|Arm Injuries||Less Severe||£18,020 to £36,770||This bracket covers the range of injuries that may have resulted in serious disabilities, but which have made a very good recovery over time, or will be expected to recover greatly in time.|
|Hip Injuries||Severe||£73,580 to £122,860||This bracket applies to injuries resulting significant impairment of lower bodily functions, such as bladder and bowel control, and which also affect reproductive organs, or affects a woman’s ability to give birth naturally. This bracket also includes hip and pelvis injuries that involve damage to the lower back which may require spinal fusion.|

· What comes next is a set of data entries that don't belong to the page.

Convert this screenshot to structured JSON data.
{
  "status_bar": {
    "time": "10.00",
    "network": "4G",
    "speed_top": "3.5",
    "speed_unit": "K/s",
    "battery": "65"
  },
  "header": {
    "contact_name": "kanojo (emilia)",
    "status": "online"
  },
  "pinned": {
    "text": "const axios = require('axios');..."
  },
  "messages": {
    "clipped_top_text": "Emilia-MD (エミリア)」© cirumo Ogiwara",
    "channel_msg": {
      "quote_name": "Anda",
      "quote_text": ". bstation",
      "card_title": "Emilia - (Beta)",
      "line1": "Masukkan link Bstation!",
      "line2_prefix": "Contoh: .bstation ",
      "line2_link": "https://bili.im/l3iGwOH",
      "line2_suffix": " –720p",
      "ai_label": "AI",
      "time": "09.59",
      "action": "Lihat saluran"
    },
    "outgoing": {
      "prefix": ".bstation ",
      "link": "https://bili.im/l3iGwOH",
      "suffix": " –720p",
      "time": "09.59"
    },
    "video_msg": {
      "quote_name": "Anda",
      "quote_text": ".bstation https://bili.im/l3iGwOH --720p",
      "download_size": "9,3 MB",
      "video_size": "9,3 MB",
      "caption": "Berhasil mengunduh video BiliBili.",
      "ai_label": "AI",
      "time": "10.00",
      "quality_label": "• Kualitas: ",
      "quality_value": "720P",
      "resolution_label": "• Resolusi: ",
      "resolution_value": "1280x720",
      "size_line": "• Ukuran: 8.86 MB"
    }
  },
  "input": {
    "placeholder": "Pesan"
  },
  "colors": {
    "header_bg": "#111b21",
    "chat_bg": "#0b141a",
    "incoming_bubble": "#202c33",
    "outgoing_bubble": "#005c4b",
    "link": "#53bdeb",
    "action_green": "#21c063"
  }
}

|Hip Injuries||Lesser Injuries||£3,710 to £11,820||This bracket includes injuries that were initially significant, but from which the person has made a complete recovery within two years and there will not be any persisting disability.|
|Leg Injuries||Severe||£90,320 to £127,530||This bracket is similarly just short of amputation, in which the injuries are so severe they may be awarded a similar level of compensation. This can include injuries that required bone grafting, where fractures did not unite correctly, where degloving has occurred, or injuries have resulted in significant shortening of the leg.|
|Leg Injuries||Less Serious||£16,860 to £26,050||This bracket generally covers fractures or soft tissue damage from which the person has not made a complete recovery. This can include persistent difficulty walking, cosmetic deformity, or serious impairment of mobility.|
At Accident Claims UK, we handle all of our claims, including car injury claims, on a no win no fee basis. Conditional Fee Agreement (CFA) is the technical term for no win no fee and a CFA is what you enter into when you agree to work with a no win no fee personal injury solicitor. The CFA stipulates that if your solicitor wins your case, their personal legal fees will be deducted from the overall amount you are awarded.
If they are not successful however, you are not required to cover for the legal fees for your solicitor. There is also a cap on the amount a solicitor can expect to receive for their legal fees, and it is set at a maximum of 25% of the overall compensation awarded. Before you agree to proceed with a claim, all of the fees and costs should be discussed and agreed upon between you and your solicitor. Contact us today if you have any other questions.
If you choose to work with a personal injury lawyer from our team, we can ensure that from the first consultation we will be working towards securing you the best possible amount to compensate you for injuries caused by a Hungarian car accident. Even though the laws affecting your claim may vary, our team can use their experience in handling claims for accidents that occur abroad to try and help you make a successful claim.
If you are looking for more information on making personal injury claims in Hungary, contact our team today on 0800 073 8801 and our friendly advisors will be happy to answer all of your questions. If you prefer, you can arrange to have us call you back a time that suits you best by completing our online contact form.
We hope this guide to Hungary car accident claims has given you the information you need. To provide a little more information, we have included some links below which you may find useful.
British Embassy Budapest – This is the government site for the British Embassy in Budapest.
Hungary Accident Claims Guide – This is our online guide to making claims for injuries while on holiday in Hungary.
Vehicle Insurance – See this government page on driving abroad and in the EU.
Visit Europe After Brexit – See this government page on possible changes that may occur after the UK leaves the EU.
Article by JF
Edited by MM